(Data provided Opens)

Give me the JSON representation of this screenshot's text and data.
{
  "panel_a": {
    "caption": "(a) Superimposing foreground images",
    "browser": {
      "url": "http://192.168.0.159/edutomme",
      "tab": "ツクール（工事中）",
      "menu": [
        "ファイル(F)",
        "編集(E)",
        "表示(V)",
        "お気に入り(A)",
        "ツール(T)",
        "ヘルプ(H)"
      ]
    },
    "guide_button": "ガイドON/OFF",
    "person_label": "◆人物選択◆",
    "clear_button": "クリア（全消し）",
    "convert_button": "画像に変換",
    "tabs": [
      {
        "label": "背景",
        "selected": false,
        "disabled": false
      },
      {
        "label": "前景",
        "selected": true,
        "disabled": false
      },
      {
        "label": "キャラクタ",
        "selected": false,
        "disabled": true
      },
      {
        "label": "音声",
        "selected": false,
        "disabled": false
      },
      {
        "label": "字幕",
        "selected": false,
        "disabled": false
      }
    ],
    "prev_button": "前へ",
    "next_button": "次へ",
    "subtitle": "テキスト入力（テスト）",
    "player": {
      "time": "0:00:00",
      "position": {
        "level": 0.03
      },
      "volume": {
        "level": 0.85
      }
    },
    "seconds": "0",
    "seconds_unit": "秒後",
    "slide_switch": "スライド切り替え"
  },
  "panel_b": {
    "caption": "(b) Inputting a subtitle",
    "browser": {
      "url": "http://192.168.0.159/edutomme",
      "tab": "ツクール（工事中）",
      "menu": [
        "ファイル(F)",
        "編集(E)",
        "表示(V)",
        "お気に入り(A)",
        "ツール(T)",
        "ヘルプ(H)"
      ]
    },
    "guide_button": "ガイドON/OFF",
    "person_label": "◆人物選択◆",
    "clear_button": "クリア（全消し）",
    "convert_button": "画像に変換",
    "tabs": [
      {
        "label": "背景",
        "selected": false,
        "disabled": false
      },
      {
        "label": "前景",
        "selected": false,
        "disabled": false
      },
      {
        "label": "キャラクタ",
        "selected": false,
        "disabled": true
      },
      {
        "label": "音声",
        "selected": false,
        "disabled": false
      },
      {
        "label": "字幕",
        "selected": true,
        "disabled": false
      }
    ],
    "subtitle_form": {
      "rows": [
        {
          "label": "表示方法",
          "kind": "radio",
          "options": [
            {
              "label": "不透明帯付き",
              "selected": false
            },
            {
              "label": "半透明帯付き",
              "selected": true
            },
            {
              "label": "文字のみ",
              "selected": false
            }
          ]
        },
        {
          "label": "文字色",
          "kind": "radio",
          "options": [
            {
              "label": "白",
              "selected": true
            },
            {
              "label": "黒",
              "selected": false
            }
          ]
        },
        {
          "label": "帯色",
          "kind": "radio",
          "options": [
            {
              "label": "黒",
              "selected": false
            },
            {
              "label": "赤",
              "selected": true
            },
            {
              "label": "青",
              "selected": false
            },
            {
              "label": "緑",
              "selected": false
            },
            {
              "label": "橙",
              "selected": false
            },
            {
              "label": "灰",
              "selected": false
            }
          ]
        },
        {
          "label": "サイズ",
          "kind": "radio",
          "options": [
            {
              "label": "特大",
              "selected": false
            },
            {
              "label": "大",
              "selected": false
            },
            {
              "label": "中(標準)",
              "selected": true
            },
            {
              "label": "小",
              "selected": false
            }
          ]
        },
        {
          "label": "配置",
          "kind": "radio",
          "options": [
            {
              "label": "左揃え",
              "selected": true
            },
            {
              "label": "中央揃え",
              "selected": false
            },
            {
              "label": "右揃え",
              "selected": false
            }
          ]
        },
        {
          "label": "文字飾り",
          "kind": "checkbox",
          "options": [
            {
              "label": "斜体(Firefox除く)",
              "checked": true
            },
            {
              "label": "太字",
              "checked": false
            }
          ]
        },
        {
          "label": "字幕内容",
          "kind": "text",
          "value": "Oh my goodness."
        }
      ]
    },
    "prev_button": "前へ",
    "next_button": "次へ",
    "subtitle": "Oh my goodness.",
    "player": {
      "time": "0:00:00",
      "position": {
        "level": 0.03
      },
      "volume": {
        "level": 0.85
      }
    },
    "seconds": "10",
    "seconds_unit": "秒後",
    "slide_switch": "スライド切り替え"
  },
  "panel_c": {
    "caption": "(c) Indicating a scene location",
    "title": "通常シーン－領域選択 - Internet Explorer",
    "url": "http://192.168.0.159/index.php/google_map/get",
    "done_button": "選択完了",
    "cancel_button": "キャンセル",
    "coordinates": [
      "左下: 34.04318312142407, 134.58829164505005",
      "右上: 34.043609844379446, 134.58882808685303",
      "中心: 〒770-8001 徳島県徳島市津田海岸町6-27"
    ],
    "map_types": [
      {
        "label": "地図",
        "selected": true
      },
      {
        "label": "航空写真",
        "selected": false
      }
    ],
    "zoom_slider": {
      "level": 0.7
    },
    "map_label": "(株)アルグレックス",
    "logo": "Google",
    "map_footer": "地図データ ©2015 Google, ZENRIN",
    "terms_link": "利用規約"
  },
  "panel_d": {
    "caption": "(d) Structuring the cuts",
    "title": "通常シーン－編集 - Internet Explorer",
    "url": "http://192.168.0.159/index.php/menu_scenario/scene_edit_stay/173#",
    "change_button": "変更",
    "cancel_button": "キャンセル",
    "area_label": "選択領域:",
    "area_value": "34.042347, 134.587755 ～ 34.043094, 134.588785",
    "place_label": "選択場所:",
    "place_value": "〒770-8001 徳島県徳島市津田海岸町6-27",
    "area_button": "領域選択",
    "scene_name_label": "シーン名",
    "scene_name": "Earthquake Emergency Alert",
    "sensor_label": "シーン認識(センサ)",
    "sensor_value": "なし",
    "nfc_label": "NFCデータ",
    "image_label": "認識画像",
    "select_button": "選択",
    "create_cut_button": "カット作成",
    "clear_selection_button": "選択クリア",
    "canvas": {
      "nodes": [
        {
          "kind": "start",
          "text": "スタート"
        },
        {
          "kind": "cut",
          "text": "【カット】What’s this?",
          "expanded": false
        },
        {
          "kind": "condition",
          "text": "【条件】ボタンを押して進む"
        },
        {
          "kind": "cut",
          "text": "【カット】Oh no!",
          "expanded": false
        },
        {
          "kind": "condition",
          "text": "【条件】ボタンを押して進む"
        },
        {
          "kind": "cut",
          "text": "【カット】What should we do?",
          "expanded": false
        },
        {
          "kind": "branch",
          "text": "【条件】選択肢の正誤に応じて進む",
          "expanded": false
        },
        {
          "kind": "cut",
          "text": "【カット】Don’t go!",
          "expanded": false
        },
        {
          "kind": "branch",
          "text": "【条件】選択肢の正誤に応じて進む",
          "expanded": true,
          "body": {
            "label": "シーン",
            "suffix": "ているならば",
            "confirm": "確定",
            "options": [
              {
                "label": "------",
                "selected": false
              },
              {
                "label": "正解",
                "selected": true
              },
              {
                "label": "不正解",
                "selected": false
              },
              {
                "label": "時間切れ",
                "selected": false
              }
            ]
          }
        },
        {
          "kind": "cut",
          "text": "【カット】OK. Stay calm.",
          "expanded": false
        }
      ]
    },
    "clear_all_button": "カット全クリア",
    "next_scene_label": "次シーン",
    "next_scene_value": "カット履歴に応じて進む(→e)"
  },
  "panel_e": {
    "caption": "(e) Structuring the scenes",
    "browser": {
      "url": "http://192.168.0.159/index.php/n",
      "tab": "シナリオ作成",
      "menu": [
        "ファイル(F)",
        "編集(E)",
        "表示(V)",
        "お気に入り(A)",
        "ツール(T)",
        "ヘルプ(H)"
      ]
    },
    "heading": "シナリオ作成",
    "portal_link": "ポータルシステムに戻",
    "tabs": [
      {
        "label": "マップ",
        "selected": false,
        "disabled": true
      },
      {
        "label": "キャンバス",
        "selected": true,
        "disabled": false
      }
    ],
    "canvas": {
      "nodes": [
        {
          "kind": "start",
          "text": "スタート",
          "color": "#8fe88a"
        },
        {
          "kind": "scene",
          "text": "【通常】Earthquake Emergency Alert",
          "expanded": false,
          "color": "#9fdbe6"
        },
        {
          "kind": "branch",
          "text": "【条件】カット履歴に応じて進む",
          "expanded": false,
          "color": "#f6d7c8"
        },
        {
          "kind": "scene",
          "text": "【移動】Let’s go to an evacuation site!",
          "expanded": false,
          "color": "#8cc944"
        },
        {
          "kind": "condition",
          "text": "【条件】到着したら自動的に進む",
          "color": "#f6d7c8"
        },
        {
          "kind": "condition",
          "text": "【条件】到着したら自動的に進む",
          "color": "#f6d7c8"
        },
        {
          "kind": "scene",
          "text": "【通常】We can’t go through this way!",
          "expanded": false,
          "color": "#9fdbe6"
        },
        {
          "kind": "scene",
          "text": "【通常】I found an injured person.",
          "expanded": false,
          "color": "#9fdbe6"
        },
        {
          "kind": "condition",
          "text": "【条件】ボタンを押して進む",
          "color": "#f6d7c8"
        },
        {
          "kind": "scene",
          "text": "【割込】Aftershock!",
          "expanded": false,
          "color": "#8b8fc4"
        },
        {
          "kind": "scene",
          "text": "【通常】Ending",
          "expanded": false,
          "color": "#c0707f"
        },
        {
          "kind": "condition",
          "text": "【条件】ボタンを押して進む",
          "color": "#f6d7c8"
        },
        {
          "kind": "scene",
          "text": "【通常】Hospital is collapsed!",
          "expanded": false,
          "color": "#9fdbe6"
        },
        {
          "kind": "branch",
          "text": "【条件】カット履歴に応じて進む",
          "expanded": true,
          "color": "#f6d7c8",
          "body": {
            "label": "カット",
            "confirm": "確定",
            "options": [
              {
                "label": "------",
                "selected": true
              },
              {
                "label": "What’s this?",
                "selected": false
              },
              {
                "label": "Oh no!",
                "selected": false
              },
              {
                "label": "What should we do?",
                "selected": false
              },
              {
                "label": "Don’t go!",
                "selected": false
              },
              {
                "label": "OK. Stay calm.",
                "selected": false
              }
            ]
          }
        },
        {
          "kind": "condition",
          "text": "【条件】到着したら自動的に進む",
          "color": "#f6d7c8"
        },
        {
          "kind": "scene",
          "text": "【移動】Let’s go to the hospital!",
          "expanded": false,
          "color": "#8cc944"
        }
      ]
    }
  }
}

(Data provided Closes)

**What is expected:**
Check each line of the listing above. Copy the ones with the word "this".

**Task output:**
Give me the JSON representation of this screenshot's text and data.
          "text": "【カット】What’s this?",
          "text": "【通常】We can’t go through this way!",
                "label": "What’s this?",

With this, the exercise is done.